A: Several factors can contribute to excessive energy consumption in a centrifugal fan. These include running the fan at higher speeds than necessary, restricted airflow due to dirty filters or blockages, and using a higher voltage than recommended. To address this issue, adjust the fan speed to match your specific requirements, clean or replace air filters regularly, and ensure that the fan operates at the correct voltage. Upgrading to a more energy-efficient centrifugal fan model with advanced features can also help reduce energy consumption.
In conclusion, troubleshooting common centrifugal fan issues is crucial to ensure optimal performance, energy efficiency, and longevity of the fan. By addressing problems such as unusual noises, insufficient airflow, vibrations, overheating, motor failure, and excessive energy consumption, you can maintain a well-functioning centrifugal fan system.
When troubleshooting, always begin with simple solutions such as cleaning the fan blades, checking for loose components, and inspecting the airflow path. Regular maintenance, including cleaning, lubricating, and replacing worn-out parts, is key to preventing issues and extending the fan's lifespan.
However, if troubleshooting steps do not resolve the problem or if you are unsure about performing the tasks yourself, it is highly recommended to consult a professional technician who specializes in centrifugal fan repair and maintenance. They have the expertise and tools to accurately diagnose and fix complex issues.

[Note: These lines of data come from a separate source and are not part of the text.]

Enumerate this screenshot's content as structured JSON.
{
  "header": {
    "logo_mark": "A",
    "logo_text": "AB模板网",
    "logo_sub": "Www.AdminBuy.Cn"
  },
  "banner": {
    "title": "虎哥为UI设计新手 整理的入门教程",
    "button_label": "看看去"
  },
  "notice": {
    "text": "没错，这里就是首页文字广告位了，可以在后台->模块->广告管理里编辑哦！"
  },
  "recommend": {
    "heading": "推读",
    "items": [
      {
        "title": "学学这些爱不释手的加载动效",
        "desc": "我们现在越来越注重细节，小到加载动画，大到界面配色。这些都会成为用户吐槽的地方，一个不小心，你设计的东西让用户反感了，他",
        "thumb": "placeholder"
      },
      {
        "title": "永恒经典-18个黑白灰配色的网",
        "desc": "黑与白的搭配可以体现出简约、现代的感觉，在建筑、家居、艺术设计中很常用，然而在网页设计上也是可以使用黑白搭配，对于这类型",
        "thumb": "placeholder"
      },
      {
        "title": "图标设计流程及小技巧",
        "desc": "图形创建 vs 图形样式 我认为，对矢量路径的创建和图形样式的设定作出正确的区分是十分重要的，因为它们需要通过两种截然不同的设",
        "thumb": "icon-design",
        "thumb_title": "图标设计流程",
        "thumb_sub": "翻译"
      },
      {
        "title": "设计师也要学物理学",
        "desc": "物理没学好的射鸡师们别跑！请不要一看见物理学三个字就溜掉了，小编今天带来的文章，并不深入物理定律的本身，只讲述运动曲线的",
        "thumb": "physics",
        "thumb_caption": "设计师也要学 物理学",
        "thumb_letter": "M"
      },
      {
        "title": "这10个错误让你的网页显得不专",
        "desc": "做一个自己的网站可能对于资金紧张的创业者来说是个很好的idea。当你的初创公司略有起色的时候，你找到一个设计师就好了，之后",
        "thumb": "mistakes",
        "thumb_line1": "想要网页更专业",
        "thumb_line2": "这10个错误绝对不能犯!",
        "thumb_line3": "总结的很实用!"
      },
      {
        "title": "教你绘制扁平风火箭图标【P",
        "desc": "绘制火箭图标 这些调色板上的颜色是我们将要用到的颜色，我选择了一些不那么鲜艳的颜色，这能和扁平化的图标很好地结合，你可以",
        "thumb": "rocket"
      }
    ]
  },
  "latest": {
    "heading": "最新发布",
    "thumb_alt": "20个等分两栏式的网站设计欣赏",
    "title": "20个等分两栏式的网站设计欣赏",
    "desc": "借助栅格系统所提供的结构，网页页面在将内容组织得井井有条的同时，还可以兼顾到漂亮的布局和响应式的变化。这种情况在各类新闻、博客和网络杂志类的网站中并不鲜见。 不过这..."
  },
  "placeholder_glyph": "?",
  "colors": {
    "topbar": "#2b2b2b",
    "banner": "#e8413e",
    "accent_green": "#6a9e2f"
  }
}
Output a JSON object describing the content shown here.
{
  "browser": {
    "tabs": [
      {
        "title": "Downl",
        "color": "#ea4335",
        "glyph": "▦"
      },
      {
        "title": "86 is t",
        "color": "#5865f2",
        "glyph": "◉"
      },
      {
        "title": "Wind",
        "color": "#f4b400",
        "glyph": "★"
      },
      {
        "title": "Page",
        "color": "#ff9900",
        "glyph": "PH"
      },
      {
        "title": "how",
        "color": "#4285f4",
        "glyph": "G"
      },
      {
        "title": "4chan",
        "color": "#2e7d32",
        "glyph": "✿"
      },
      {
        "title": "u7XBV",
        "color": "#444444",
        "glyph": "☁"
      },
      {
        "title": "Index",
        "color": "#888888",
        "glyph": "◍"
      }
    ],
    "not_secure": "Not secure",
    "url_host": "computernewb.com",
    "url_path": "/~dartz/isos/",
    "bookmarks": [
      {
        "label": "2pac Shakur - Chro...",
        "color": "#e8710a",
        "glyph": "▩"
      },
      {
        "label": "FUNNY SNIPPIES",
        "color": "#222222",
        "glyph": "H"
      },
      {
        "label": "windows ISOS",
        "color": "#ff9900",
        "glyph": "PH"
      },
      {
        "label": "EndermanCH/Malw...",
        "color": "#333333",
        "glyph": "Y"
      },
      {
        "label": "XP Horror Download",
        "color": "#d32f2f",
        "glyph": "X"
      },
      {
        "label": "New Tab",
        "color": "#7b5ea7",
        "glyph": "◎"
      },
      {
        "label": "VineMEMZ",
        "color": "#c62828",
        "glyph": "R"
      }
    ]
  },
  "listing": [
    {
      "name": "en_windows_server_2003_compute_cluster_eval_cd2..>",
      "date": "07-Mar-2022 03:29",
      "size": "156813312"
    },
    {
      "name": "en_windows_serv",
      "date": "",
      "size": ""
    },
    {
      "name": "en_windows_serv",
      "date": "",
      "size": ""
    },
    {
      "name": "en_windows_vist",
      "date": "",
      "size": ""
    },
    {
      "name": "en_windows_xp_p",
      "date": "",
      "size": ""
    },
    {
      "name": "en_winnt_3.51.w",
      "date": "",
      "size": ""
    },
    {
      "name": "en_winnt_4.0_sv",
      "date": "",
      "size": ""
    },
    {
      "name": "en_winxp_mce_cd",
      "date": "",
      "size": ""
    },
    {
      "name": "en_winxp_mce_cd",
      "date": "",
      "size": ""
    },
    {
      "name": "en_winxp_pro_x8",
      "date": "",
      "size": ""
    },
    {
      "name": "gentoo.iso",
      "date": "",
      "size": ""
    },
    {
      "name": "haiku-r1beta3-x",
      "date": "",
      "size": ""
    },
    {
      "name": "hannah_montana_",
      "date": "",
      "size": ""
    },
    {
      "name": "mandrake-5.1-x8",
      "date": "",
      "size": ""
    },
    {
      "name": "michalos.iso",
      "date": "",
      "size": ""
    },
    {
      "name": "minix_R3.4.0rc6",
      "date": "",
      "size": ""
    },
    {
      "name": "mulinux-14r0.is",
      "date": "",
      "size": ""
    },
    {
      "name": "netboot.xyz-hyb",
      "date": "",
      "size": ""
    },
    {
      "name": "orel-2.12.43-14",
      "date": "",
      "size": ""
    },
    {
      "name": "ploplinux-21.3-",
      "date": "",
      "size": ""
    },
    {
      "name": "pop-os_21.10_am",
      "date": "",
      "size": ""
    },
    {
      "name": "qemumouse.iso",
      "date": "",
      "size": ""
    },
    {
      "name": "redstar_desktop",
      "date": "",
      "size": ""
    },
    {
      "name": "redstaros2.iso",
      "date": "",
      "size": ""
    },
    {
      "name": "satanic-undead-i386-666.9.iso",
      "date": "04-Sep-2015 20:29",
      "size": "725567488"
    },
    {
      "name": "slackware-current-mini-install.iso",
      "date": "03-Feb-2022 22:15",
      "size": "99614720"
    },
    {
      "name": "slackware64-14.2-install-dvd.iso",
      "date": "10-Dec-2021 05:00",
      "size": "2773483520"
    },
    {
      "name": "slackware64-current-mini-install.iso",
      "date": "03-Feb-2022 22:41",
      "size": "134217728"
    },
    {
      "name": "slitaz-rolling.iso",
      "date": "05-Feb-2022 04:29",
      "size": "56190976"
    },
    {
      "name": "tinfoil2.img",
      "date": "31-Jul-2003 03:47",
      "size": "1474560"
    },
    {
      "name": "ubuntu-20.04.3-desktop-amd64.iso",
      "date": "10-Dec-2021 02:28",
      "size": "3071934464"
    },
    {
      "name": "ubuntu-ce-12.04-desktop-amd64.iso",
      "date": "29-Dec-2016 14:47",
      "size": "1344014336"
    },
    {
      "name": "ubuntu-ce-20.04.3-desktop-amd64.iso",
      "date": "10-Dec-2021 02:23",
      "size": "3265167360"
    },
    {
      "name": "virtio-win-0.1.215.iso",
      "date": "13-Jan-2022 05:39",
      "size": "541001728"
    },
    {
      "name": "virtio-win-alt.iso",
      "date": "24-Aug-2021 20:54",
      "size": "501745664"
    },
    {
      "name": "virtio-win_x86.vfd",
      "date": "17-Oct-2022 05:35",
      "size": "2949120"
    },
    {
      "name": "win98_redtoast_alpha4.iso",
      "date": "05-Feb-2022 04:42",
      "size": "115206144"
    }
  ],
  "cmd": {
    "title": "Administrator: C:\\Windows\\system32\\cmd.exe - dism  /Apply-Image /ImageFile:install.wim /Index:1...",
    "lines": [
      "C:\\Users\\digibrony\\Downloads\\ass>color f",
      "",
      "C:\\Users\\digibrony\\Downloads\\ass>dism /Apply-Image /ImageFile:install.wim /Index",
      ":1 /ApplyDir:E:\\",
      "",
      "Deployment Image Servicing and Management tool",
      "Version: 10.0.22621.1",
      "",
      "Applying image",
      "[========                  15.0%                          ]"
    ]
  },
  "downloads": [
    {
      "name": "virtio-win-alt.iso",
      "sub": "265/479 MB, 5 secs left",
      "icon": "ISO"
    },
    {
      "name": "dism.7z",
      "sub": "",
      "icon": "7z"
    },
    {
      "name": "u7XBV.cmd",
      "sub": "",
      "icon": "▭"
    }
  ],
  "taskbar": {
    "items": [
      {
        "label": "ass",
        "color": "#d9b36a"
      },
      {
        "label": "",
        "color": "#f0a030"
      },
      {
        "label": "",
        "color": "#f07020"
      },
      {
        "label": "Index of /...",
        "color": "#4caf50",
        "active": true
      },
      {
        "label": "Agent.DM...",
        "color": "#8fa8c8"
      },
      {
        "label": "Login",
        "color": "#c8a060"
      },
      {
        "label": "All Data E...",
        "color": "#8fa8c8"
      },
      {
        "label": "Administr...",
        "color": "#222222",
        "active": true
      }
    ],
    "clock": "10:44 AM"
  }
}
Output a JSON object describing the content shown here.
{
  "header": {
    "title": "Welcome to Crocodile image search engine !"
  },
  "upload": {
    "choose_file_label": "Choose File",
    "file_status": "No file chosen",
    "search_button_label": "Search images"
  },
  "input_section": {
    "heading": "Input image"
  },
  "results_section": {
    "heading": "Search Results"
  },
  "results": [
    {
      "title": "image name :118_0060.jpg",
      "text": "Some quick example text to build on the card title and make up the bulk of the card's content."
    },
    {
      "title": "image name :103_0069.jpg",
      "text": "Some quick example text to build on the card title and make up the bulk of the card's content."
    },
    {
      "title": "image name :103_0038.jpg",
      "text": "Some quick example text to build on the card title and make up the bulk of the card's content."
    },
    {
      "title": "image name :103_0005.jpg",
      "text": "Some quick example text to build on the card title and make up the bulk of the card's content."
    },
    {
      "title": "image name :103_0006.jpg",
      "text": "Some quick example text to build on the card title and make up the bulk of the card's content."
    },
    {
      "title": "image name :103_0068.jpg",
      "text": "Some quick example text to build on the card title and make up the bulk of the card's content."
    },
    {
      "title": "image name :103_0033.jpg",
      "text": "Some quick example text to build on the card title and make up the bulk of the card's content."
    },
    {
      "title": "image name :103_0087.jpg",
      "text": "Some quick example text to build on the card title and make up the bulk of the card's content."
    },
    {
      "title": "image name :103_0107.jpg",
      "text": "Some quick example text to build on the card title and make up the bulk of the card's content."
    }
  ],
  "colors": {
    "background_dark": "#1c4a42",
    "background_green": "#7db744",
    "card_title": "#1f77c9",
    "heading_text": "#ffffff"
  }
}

Remember, addressing fan issues promptly can prevent further damage, minimize downtime, and improve the overall performance of your centrifugal fan system. Regular inspections and maintenance are essential to keep the fan running smoothly and efficiently.